START Dataset

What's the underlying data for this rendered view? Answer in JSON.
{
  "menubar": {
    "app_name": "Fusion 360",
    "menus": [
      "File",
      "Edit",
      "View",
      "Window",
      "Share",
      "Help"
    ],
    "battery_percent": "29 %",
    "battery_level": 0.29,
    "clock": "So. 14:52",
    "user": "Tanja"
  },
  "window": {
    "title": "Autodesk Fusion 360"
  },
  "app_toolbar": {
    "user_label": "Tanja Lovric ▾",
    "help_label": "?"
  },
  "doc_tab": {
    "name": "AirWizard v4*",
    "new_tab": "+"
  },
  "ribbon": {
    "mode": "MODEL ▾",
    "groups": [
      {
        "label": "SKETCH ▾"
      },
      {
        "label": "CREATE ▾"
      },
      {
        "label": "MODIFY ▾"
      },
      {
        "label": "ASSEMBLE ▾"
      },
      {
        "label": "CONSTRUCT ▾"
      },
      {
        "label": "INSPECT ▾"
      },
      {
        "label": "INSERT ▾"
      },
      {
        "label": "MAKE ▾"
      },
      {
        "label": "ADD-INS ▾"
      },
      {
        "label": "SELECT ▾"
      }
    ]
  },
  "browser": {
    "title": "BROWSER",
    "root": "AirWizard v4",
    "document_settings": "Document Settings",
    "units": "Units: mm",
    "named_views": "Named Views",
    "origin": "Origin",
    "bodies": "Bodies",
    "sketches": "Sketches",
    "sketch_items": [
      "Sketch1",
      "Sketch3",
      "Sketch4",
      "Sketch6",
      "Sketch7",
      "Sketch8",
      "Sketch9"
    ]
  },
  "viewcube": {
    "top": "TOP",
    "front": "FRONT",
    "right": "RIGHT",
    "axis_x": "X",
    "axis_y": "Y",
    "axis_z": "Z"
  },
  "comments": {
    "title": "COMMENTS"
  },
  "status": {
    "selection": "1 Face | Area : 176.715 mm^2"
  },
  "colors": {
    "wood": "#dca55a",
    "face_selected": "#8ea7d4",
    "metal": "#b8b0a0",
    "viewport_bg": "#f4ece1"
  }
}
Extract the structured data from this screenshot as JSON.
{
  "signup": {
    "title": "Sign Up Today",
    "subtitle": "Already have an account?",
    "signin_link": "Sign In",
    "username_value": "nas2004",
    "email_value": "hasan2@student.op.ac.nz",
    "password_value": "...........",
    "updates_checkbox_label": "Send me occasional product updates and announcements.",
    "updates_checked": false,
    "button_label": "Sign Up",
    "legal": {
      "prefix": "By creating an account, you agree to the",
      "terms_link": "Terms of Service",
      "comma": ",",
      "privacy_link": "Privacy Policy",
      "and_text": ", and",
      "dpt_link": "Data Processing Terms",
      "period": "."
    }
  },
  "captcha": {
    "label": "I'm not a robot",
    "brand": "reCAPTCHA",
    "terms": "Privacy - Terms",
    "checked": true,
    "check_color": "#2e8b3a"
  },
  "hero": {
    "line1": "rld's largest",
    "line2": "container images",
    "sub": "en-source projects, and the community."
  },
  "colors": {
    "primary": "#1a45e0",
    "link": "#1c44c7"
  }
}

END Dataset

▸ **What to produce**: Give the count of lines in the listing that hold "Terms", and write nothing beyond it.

▸ **Your solution**: 3